The 2016 U.S. presidential election was contentious and polarizing. For the first time, a woman was the presidential candidate of a major political party. Nearly $2.4 billion was raised for the two major party presidential campaigns. Americans voted with their wallets by contributing to the campaigns, or to associated Super PACs and political parties – and then they voted by ballot on November 8, 2016.
As election results were tallied and announced, some nonprofit organizations and causes began to report substantial fundraising increases. The popular media began to refer to “rage giving” – the concept of donors giving to charity in response to election results, often to causes that had been debated during the campaign such as minority rights, reproductive rights, and climate change.
This study aims to provide insights on donations during the unique time period around the 2016 U.S. presidential election, using gift data from an online donation platform. Did giving to charitable organizations increase after the election? What causes benefited from post-election philanthropy? This study also seeks to understand whether there were gender differences in giving around the 2016 U.S. presidential election. More than a decade of research from the Women’s Philanthropy Institute has confirmed that women and men exhibit different patterns of giving and are motivated to give by different factors.
Here are the key findings:
- Charitable giving was lower than expected immediately following the 2016 election.
- Lower charitable giving after the 2016 election was concentrated among men; women’s giving did not experience the same election effect.
- Charitable giving after the 2016 election increased significantly for relevant progressive charities.

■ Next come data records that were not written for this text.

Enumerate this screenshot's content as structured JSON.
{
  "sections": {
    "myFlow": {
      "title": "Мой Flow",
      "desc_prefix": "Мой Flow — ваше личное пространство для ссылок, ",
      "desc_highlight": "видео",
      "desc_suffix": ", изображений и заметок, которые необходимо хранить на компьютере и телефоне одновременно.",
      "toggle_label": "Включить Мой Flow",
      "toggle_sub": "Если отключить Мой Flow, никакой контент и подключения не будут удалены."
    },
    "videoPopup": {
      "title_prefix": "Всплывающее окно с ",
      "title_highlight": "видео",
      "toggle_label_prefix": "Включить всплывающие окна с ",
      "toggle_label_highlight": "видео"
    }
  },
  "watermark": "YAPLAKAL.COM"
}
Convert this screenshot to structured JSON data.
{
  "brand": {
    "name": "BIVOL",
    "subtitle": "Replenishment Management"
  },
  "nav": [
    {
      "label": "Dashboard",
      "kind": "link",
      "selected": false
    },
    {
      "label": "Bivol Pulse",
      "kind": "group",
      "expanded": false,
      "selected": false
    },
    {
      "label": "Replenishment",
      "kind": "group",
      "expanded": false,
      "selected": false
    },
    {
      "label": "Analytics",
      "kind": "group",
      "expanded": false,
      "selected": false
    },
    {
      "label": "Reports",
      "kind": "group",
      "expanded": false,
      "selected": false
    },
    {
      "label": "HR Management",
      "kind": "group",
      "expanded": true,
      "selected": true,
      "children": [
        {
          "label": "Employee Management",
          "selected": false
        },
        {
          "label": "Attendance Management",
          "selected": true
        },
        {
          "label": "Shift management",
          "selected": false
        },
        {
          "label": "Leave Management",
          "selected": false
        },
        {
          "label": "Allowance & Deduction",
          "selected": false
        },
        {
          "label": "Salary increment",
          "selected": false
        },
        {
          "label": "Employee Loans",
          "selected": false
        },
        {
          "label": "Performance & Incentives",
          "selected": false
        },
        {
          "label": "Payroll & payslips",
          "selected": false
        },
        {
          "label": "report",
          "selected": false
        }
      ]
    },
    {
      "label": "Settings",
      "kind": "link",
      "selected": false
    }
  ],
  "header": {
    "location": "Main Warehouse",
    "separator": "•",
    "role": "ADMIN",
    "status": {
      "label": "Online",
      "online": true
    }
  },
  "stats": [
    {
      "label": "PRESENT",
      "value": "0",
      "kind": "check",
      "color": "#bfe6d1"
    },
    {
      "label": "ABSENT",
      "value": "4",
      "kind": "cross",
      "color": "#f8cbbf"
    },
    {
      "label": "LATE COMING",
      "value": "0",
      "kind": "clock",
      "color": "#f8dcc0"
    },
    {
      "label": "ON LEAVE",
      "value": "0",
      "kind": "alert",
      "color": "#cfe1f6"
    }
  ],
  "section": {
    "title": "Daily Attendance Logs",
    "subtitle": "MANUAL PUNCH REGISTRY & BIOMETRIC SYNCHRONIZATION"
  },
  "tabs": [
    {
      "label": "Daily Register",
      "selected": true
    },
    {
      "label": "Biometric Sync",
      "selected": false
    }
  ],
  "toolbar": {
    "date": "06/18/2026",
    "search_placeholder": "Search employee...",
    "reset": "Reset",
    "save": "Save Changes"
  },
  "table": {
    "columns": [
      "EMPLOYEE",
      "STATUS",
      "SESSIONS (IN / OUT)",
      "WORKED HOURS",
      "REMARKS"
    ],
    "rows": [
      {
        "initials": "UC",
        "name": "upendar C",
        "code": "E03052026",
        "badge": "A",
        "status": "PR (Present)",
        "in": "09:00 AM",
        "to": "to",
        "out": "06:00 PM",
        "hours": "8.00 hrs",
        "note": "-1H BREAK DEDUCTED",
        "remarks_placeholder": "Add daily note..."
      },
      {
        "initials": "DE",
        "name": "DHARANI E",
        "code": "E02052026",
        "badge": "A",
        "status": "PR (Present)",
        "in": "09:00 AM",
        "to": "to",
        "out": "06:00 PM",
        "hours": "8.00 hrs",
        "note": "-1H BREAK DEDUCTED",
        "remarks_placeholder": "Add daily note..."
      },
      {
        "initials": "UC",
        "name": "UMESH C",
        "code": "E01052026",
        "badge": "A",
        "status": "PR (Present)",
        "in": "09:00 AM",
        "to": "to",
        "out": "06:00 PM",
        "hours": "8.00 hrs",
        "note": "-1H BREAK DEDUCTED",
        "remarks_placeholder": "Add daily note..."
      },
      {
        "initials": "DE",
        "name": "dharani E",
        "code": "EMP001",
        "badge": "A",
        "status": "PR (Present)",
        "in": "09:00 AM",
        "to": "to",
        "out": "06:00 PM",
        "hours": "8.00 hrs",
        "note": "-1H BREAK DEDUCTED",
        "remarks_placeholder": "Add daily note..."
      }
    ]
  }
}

- The increase in charitable giving to relevant progressive charities after the 2016 election was driven primarily by women donors.